*** EXTRACTED MATERIAL Section Begins ***
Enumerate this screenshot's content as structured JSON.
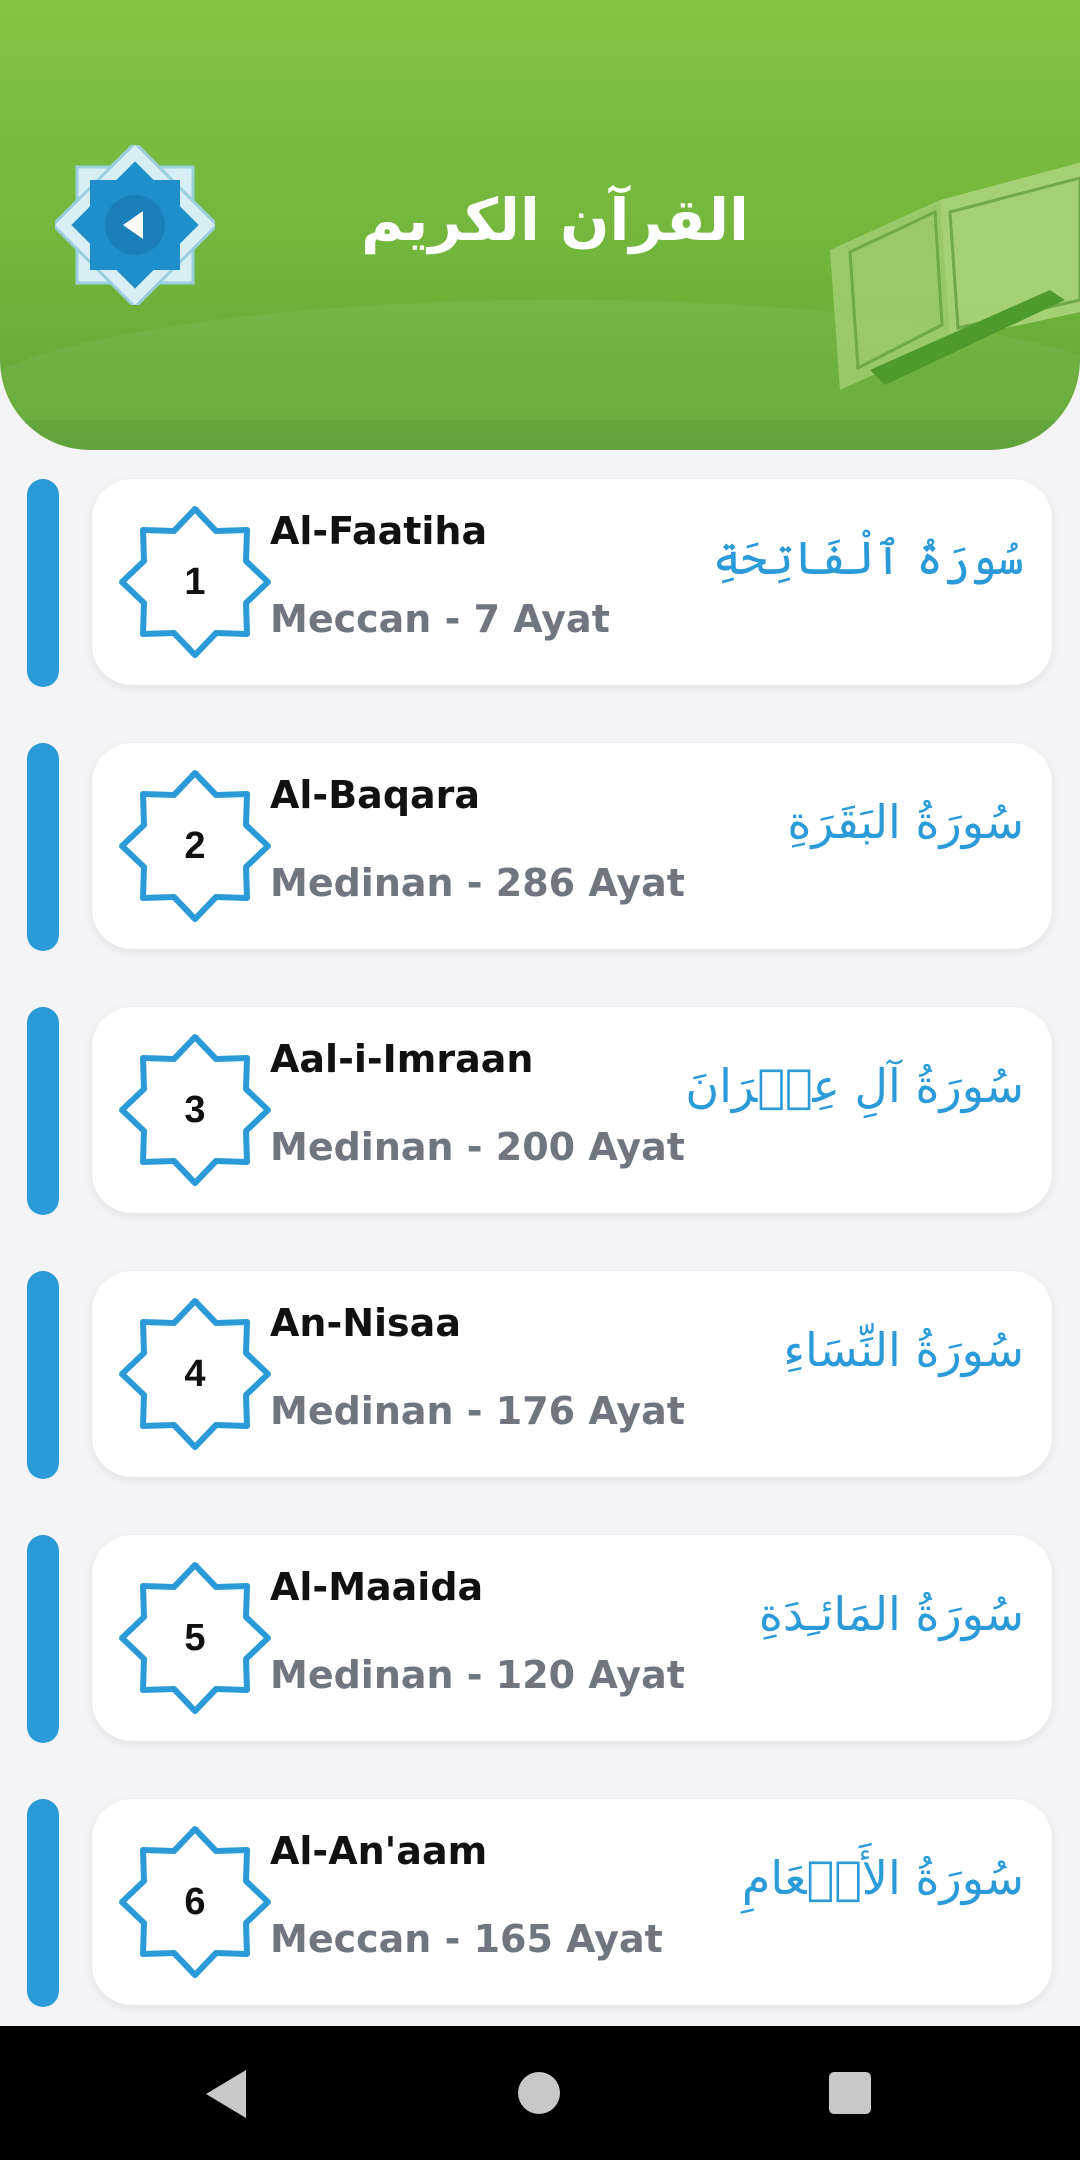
{
  "app": {
    "title": "القرآن الكريم"
  },
  "colors": {
    "header_green": "#78bb3e",
    "accent_blue": "#2a9bd8",
    "card_bg": "#ffffff",
    "page_bg": "#f4f4f7",
    "text_dark": "#111111",
    "text_muted": "#6f7680"
  },
  "icons": {
    "logo": "octagram-play-logo-icon",
    "decoration": "open-quran-book-icon",
    "badge": "octagram-star-icon",
    "nav_back": "back-triangle-icon",
    "nav_home": "home-circle-icon",
    "nav_recent": "recents-square-icon"
  },
  "surahs": [
    {
      "number": "1",
      "name": "Al-Faatiha",
      "meta": "Meccan - 7 Ayat",
      "arabic": "سُورَةُ ٱلْفَاتِحَةِ"
    },
    {
      "number": "2",
      "name": "Al-Baqara",
      "meta": "Medinan - 286 Ayat",
      "arabic": "سُورَةُ البَقَرَةِ"
    },
    {
      "number": "3",
      "name": "Aal-i-Imraan",
      "meta": "Medinan - 200 Ayat",
      "arabic": "سُورَةُ آلِ عِمۡرَانَ"
    },
    {
      "number": "4",
      "name": "An-Nisaa",
      "meta": "Medinan - 176 Ayat",
      "arabic": "سُورَةُ النِّسَاءِ"
    },
    {
      "number": "5",
      "name": "Al-Maaida",
      "meta": "Medinan - 120 Ayat",
      "arabic": "سُورَةُ المَائـِدَةِ"
    },
    {
      "number": "6",
      "name": "Al-An'aam",
      "meta": "Meccan - 165 Ayat",
      "arabic": "سُورَةُ الأَنۡعَامِ"
    }
  ]
}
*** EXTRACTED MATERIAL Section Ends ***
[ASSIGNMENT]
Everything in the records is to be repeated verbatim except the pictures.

[TASK RESULT]
Enumerate this screenshot's content as structured JSON.
{
  "app": {
    "title": "القرآن الكريم"
  },
  "colors": {
    "header_green": "#78bb3e",
    "accent_blue": "#2a9bd8",
    "card_bg": "#ffffff",
    "page_bg": "#f4f4f7",
    "text_dark": "#111111",
    "text_muted": "#6f7680"
  },
  "icons": {
    "logo": "octagram-play-logo-icon",
    "decoration": "open-quran-book-icon",
    "badge": "octagram-star-icon",
    "nav_back": "back-triangle-icon",
    "nav_home": "home-circle-icon",
    "nav_recent": "recents-square-icon"
  },
  "surahs": [
    {
      "number": "1",
      "name": "Al-Faatiha",
      "meta": "Meccan - 7 Ayat",
      "arabic": "سُورَةُ ٱلْفَاتِحَةِ"
    },
    {
      "number": "2",
      "name": "Al-Baqara",
      "meta": "Medinan - 286 Ayat",
      "arabic": "سُورَةُ البَقَرَةِ"
    },
    {
      "number": "3",
      "name": "Aal-i-Imraan",
      "meta": "Medinan - 200 Ayat",
      "arabic": "سُورَةُ آلِ عِمۡرَانَ"
    },
    {
      "number": "4",
      "name": "An-Nisaa",
      "meta": "Medinan - 176 Ayat",
      "arabic": "سُورَةُ النِّسَاءِ"
    },
    {
      "number": "5",
      "name": "Al-Maaida",
      "meta": "Medinan - 120 Ayat",
      "arabic": "سُورَةُ المَائـِدَةِ"
    },
    {
      "number": "6",
      "name": "Al-An'aam",
      "meta": "Meccan - 165 Ayat",
      "arabic": "سُورَةُ الأَنۡعَامِ"
    }
  ]
}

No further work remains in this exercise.